WORK REQUEST → Pull every line containing "Adapter" from the entries.

□ □ □ □

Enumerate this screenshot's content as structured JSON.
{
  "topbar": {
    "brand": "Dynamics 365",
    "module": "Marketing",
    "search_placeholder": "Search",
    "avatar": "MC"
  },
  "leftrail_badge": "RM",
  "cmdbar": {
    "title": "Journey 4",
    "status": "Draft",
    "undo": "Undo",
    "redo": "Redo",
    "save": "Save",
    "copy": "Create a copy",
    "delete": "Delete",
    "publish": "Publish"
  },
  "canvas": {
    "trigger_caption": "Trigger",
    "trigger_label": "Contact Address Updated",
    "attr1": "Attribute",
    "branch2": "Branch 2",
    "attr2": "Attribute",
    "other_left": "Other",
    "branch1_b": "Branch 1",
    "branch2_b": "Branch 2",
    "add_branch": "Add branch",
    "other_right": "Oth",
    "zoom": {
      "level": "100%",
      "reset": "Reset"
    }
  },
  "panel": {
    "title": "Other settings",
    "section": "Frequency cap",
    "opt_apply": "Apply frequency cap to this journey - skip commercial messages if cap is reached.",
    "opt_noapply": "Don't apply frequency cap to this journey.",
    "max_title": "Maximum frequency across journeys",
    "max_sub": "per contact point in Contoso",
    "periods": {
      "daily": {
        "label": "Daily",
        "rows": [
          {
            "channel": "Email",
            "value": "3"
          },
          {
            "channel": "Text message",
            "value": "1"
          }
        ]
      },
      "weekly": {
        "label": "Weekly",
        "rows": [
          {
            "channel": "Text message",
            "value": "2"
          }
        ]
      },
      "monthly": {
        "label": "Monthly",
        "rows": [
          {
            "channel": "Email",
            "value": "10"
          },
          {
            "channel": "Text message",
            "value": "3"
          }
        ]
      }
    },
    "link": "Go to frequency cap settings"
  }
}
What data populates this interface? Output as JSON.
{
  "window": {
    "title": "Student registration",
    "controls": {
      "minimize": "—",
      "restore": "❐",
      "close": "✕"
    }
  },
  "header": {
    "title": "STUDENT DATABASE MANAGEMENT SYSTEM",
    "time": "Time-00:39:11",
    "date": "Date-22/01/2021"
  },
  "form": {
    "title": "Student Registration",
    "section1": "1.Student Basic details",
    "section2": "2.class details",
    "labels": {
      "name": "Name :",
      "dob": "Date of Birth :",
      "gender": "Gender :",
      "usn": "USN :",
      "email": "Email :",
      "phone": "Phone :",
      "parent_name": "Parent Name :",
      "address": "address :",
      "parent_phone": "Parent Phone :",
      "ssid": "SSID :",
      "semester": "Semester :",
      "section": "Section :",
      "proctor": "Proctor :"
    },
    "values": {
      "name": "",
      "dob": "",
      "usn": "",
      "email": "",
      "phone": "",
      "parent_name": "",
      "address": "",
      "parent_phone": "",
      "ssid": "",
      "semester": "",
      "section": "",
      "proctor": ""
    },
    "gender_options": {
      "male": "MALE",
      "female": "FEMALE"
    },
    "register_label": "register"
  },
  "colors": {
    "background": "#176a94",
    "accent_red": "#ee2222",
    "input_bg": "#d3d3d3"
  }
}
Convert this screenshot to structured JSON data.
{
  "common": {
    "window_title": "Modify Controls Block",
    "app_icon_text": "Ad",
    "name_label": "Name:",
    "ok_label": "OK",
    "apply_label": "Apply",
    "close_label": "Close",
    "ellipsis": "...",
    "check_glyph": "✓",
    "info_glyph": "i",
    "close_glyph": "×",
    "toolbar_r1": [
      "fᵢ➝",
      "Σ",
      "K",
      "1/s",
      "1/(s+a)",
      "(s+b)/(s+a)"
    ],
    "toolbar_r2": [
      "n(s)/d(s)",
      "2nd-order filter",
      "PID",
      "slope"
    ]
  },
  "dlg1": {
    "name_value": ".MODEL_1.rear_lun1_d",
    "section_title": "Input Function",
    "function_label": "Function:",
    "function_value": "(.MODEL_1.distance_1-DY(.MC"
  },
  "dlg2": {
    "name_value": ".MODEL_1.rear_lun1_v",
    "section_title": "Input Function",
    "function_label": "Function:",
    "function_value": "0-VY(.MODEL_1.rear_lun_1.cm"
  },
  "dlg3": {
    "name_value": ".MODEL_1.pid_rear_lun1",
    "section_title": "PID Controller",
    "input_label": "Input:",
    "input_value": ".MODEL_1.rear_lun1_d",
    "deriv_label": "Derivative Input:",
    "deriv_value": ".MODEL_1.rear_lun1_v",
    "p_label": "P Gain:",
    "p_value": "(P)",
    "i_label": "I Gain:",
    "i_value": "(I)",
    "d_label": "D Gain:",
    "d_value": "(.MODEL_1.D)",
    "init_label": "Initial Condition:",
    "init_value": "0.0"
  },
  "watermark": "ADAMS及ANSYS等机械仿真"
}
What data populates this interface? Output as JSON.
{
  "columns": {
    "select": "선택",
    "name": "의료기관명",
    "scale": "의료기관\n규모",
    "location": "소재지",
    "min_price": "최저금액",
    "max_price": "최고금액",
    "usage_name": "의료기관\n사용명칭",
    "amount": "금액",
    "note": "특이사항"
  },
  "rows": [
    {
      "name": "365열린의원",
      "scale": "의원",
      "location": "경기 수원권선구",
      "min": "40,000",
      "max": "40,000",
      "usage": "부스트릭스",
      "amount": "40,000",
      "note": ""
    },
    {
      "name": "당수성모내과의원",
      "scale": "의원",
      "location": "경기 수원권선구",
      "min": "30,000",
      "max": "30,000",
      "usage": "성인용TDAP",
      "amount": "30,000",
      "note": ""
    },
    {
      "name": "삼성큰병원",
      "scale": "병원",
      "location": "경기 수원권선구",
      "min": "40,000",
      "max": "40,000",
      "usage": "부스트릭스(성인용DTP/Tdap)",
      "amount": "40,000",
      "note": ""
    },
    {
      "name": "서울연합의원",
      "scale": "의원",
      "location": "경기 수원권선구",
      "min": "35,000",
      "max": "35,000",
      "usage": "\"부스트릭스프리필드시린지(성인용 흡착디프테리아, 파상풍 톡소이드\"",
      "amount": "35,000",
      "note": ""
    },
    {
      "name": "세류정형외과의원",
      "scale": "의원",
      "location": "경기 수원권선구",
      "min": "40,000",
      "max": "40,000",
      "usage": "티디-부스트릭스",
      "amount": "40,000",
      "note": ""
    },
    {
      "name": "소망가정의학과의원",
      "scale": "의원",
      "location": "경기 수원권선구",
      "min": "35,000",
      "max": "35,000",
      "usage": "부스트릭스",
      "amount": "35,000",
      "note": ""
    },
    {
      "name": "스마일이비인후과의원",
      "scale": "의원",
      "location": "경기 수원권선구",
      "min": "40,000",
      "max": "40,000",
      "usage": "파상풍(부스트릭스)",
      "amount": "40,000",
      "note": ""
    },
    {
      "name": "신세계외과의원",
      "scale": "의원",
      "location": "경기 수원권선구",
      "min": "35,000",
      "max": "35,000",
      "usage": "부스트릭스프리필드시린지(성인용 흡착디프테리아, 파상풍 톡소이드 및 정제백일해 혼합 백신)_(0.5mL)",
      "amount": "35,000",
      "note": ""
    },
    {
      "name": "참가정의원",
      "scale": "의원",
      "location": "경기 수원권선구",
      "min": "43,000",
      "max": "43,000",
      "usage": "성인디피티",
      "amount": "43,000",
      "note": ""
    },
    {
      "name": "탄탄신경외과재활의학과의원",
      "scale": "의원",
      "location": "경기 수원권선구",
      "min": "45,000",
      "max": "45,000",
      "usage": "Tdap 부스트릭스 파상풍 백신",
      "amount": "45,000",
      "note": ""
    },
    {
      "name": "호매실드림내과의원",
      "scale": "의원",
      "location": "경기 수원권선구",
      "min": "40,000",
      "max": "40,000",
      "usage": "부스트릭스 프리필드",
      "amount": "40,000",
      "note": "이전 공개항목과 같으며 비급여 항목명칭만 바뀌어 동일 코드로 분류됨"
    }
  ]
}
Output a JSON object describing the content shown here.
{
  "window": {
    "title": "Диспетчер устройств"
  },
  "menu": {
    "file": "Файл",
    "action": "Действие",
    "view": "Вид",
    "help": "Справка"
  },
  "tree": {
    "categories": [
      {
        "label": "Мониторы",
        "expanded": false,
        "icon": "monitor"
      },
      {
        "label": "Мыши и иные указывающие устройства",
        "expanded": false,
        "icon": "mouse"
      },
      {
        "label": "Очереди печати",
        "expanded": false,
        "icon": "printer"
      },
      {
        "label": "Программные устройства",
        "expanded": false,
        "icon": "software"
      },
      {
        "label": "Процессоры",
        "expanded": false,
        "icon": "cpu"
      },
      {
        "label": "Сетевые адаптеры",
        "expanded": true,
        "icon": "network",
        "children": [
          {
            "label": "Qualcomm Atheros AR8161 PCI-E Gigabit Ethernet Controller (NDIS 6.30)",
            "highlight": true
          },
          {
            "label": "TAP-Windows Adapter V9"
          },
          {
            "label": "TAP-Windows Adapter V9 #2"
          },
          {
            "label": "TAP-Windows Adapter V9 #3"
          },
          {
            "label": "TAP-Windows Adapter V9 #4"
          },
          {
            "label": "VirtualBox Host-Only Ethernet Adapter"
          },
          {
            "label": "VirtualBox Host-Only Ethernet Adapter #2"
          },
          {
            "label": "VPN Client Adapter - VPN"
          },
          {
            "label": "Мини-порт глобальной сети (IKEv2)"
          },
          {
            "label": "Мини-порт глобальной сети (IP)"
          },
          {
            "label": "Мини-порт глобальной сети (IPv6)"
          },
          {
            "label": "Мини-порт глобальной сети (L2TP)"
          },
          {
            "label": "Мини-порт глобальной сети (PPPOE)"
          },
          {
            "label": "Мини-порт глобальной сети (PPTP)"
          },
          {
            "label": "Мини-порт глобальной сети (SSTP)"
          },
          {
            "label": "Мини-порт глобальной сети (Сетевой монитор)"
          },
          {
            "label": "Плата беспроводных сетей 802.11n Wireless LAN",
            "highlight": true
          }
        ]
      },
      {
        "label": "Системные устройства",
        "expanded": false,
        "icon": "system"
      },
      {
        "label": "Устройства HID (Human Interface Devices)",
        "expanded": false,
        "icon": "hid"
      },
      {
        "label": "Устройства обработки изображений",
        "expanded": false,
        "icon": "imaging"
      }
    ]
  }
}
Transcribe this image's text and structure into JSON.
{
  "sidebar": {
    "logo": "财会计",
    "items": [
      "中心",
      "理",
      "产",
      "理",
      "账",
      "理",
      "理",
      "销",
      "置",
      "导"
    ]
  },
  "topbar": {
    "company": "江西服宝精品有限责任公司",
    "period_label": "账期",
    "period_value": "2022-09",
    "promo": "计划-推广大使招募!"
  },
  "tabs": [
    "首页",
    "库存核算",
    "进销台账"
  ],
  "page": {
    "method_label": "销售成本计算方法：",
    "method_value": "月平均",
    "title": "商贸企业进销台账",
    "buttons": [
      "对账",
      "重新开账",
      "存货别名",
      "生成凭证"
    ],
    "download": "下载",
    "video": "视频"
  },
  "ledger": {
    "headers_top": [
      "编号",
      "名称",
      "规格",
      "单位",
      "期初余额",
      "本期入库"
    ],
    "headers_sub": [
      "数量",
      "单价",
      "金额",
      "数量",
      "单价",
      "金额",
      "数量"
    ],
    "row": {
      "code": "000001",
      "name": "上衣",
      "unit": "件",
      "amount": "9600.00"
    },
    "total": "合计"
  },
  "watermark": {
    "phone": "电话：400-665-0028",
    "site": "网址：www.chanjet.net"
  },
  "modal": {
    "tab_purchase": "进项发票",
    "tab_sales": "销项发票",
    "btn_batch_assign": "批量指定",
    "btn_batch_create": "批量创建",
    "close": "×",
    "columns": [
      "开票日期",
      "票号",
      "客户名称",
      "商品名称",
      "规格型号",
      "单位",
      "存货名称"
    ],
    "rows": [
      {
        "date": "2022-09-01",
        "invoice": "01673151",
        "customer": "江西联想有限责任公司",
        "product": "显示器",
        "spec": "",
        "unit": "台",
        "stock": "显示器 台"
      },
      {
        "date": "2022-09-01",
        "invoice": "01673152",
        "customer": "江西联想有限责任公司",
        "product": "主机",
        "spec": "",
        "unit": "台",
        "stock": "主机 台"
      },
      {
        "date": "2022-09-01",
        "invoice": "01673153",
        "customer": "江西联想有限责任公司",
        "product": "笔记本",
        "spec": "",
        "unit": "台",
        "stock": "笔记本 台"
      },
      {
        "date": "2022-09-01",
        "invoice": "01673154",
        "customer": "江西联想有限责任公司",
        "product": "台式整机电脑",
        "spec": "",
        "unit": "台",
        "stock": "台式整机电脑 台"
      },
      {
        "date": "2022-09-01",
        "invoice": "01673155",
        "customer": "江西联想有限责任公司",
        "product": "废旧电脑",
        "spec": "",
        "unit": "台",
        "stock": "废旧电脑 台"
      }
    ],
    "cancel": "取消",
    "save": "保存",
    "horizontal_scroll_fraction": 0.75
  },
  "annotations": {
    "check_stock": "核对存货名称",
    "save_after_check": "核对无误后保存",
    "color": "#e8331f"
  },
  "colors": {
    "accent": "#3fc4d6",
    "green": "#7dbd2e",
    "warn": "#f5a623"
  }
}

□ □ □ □

RESULT OF THE TASK →
            "label": "TAP-Windows Adapter V9"
            "label": "TAP-Windows Adapter V9 #2"
            "label": "TAP-Windows Adapter V9 #3"
            "label": "TAP-Windows Adapter V9 #4"
            "label": "VirtualBox Host-Only Ethernet Adapter"
            "label": "VirtualBox Host-Only Ethernet Adapter #2"
            "label": "VPN Client Adapter - VPN"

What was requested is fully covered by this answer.